>>

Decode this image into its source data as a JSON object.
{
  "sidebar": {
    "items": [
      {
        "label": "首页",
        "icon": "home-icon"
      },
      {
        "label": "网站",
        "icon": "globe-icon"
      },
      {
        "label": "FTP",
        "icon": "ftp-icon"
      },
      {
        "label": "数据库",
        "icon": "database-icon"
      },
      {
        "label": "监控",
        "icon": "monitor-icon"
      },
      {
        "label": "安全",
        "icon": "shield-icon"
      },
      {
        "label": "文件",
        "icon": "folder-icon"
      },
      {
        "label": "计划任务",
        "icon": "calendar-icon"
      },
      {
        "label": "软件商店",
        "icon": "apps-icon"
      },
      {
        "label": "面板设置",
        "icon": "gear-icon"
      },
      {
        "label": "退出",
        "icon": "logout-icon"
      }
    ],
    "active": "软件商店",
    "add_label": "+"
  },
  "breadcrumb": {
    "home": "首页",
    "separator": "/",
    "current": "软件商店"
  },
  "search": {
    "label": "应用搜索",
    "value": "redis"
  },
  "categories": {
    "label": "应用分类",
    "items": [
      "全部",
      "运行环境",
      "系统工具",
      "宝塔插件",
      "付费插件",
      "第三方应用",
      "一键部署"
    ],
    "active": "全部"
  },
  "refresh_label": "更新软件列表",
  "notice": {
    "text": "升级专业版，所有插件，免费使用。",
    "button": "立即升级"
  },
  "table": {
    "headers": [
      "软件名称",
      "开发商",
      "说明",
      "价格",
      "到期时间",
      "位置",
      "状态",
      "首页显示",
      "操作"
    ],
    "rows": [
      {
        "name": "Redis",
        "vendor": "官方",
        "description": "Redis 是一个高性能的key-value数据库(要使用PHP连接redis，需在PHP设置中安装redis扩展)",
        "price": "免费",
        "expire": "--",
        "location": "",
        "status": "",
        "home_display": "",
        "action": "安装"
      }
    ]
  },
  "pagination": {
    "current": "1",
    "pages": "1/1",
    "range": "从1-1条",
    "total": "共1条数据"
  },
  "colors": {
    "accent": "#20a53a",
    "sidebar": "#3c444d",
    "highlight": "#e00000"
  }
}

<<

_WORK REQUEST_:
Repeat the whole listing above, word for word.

_REPLY TO THE EXERCISE_:
Decode this image into its source data as a JSON object.
{
  "sidebar": {
    "items": [
      {
        "label": "首页",
        "icon": "home-icon"
      },
      {
        "label": "网站",
        "icon": "globe-icon"
      },
      {
        "label": "FTP",
        "icon": "ftp-icon"
      },
      {
        "label": "数据库",
        "icon": "database-icon"
      },
      {
        "label": "监控",
        "icon": "monitor-icon"
      },
      {
        "label": "安全",
        "icon": "shield-icon"
      },
      {
        "label": "文件",
        "icon": "folder-icon"
      },
      {
        "label": "计划任务",
        "icon": "calendar-icon"
      },
      {
        "label": "软件商店",
        "icon": "apps-icon"
      },
      {
        "label": "面板设置",
        "icon": "gear-icon"
      },
      {
        "label": "退出",
        "icon": "logout-icon"
      }
    ],
    "active": "软件商店",
    "add_label": "+"
  },
  "breadcrumb": {
    "home": "首页",
    "separator": "/",
    "current": "软件商店"
  },
  "search": {
    "label": "应用搜索",
    "value": "redis"
  },
  "categories": {
    "label": "应用分类",
    "items": [
      "全部",
      "运行环境",
      "系统工具",
      "宝塔插件",
      "付费插件",
      "第三方应用",
      "一键部署"
    ],
    "active": "全部"
  },
  "refresh_label": "更新软件列表",
  "notice": {
    "text": "升级专业版，所有插件，免费使用。",
    "button": "立即升级"
  },
  "table": {
    "headers": [
      "软件名称",
      "开发商",
      "说明",
      "价格",
      "到期时间",
      "位置",
      "状态",
      "首页显示",
      "操作"
    ],
    "rows": [
      {
        "name": "Redis",
        "vendor": "官方",
        "description": "Redis 是一个高性能的key-value数据库(要使用PHP连接redis，需在PHP设置中安装redis扩展)",
        "price": "免费",
        "expire": "--",
        "location": "",
        "status": "",
        "home_display": "",
        "action": "安装"
      }
    ]
  },
  "pagination": {
    "current": "1",
    "pages": "1/1",
    "range": "从1-1条",
    "total": "共1条数据"
  },
  "colors": {
    "accent": "#20a53a",
    "sidebar": "#3c444d",
    "highlight": "#e00000"
  }
}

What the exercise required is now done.